Just imagine what would happen in the grown up story if instead of giving advice or judgment a gentle hug was offered with the words, “Wow, it sounds like you had a hard day.”
Though our days are often filled with fun and joy, they also contains stress and responsibilities for moms and dads. Remember that each of you, adult and child, bring into every situation your own temperament and your own natural way of reacting to life. As you move through your day, remember to stop every now and then to give your children a hug. If you or your child is a natural ‘big emotional reactor’ plan some quiet time into your busy schedule. Take a quiet walk, breathe in the fresh air and make a mental list of all the people and things in your life for which you feel deep appreciation. Leave enough time to get your children ready when you are going places. Having to rush is a set up of stress for children, especially those with sensitive temperaments. Rushing causes YOU stress, which will be felt by your child. You are a better parent for your children when you give yourself some quiet time to connect with your own unique and precious self.

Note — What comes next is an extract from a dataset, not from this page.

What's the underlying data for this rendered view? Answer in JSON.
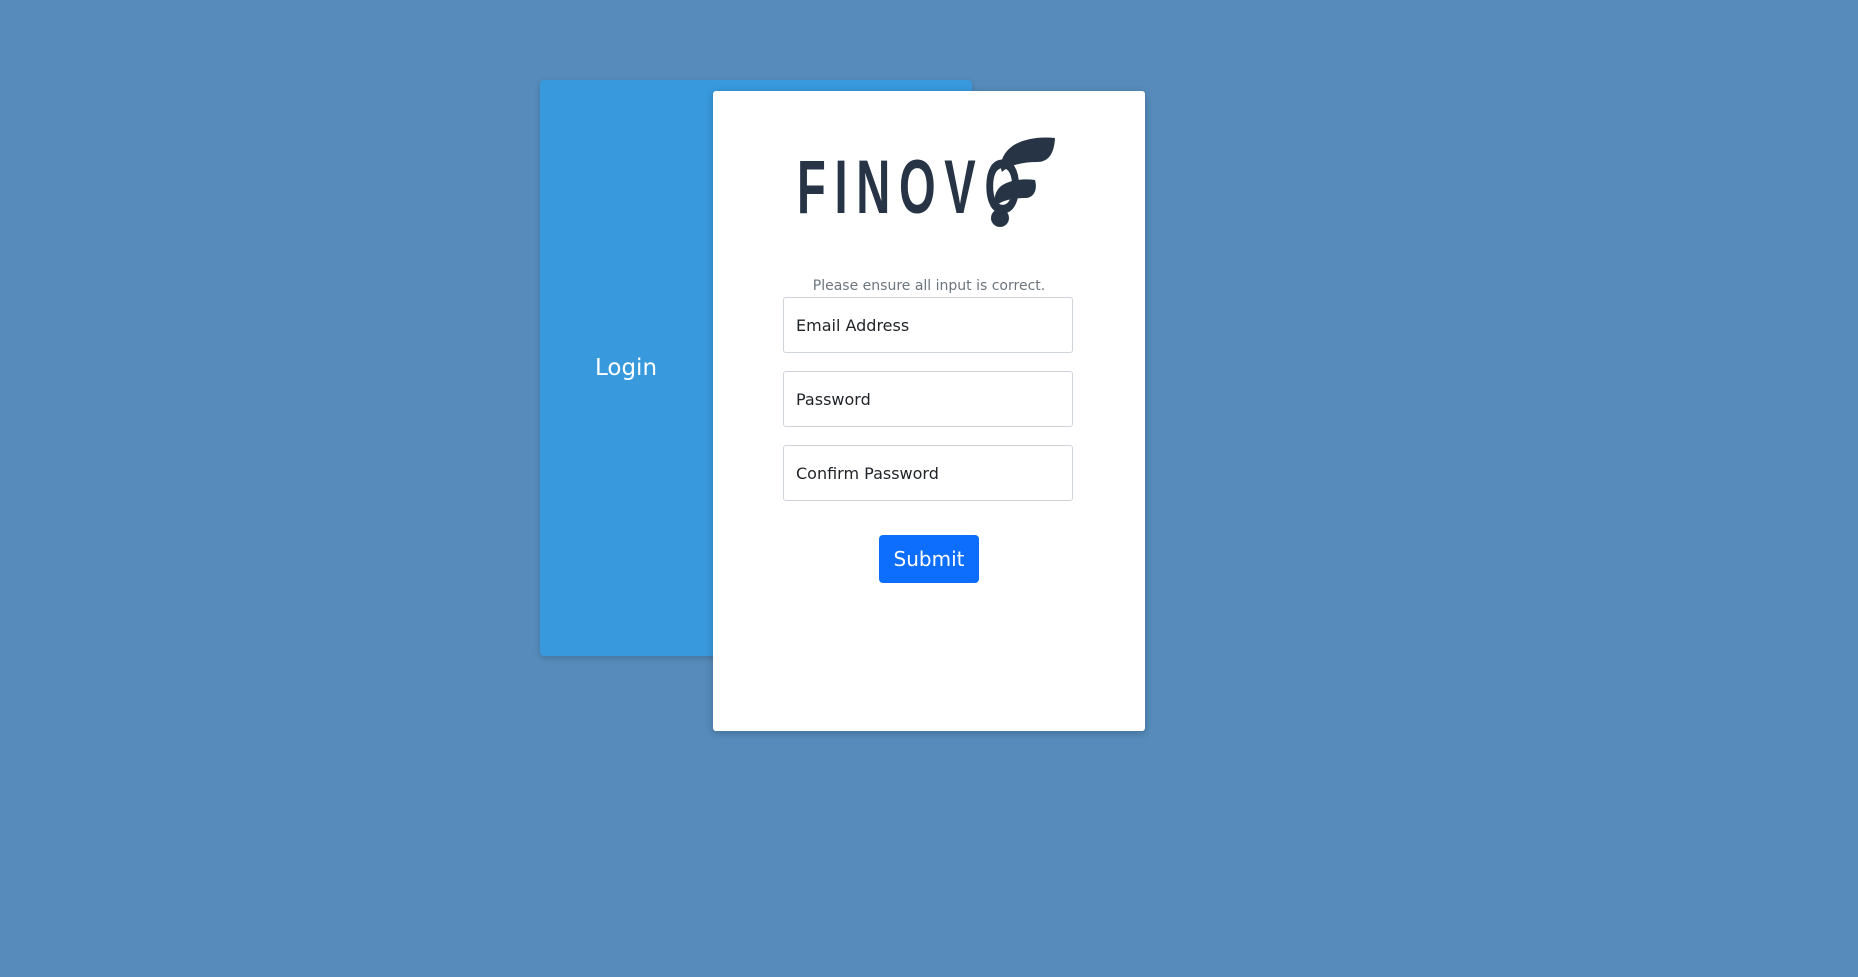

Savor the blessings of your children and remember that time passes quickly. Take time to slow down just a bit and to include the ‘gift of understanding!’